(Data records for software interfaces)
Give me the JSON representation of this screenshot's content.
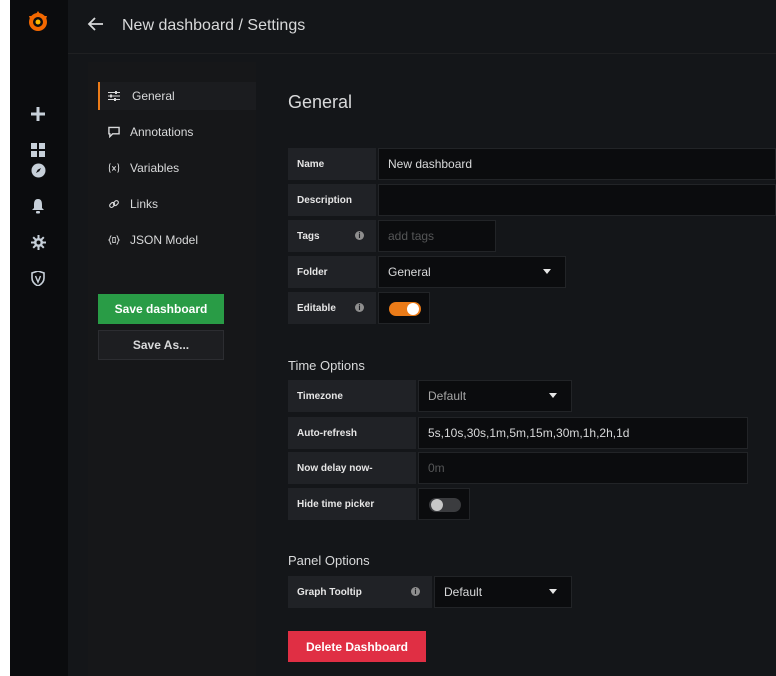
{
  "topbar": {
    "title": "New dashboard / Settings"
  },
  "nav": {
    "items": [
      {
        "label": "General",
        "icon": "sliders-icon",
        "active": true
      },
      {
        "label": "Annotations",
        "icon": "comment-icon",
        "active": false
      },
      {
        "label": "Variables",
        "icon": "variable-icon",
        "active": false
      },
      {
        "label": "Links",
        "icon": "link-icon",
        "active": false
      },
      {
        "label": "JSON Model",
        "icon": "json-braces-icon",
        "active": false
      }
    ],
    "save_label": "Save dashboard",
    "save_as_label": "Save As..."
  },
  "general": {
    "heading": "General",
    "name_label": "Name",
    "name_value": "New dashboard",
    "description_label": "Description",
    "description_value": "",
    "tags_label": "Tags",
    "tags_placeholder": "add tags",
    "folder_label": "Folder",
    "folder_value": "General",
    "editable_label": "Editable",
    "editable_on": true
  },
  "time_options": {
    "heading": "Time Options",
    "timezone_label": "Timezone",
    "timezone_value": "Default",
    "autorefresh_label": "Auto-refresh",
    "autorefresh_value": "5s,10s,30s,1m,5m,15m,30m,1h,2h,1d",
    "nowdelay_label": "Now delay now-",
    "nowdelay_placeholder": "0m",
    "hidetimepicker_label": "Hide time picker",
    "hidetimepicker_on": false
  },
  "panel_options": {
    "heading": "Panel Options",
    "graphtooltip_label": "Graph Tooltip",
    "graphtooltip_value": "Default"
  },
  "delete_label": "Delete Dashboard",
  "colors": {
    "accent_orange": "#eb7b18",
    "save_green": "#299c46",
    "delete_red": "#e02f44",
    "background": "#141619"
  }
}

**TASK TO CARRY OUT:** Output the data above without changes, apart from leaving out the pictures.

**SOLUTION FOR THIS TASK:**
Give me the JSON representation of this screenshot's content.
{
  "topbar": {
    "title": "New dashboard / Settings"
  },
  "nav": {
    "items": [
      {
        "label": "General",
        "icon": "sliders-icon",
        "active": true
      },
      {
        "label": "Annotations",
        "icon": "comment-icon",
        "active": false
      },
      {
        "label": "Variables",
        "icon": "variable-icon",
        "active": false
      },
      {
        "label": "Links",
        "icon": "link-icon",
        "active": false
      },
      {
        "label": "JSON Model",
        "icon": "json-braces-icon",
        "active": false
      }
    ],
    "save_label": "Save dashboard",
    "save_as_label": "Save As..."
  },
  "general": {
    "heading": "General",
    "name_label": "Name",
    "name_value": "New dashboard",
    "description_label": "Description",
    "description_value": "",
    "tags_label": "Tags",
    "tags_placeholder": "add tags",
    "folder_label": "Folder",
    "folder_value": "General",
    "editable_label": "Editable",
    "editable_on": true
  },
  "time_options": {
    "heading": "Time Options",
    "timezone_label": "Timezone",
    "timezone_value": "Default",
    "autorefresh_label": "Auto-refresh",
    "autorefresh_value": "5s,10s,30s,1m,5m,15m,30m,1h,2h,1d",
    "nowdelay_label": "Now delay now-",
    "nowdelay_placeholder": "0m",
    "hidetimepicker_label": "Hide time picker",
    "hidetimepicker_on": false
  },
  "panel_options": {
    "heading": "Panel Options",
    "graphtooltip_label": "Graph Tooltip",
    "graphtooltip_value": "Default"
  },
  "delete_label": "Delete Dashboard",
  "colors": {
    "accent_orange": "#eb7b18",
    "save_green": "#299c46",
    "delete_red": "#e02f44",
    "background": "#141619"
  }
}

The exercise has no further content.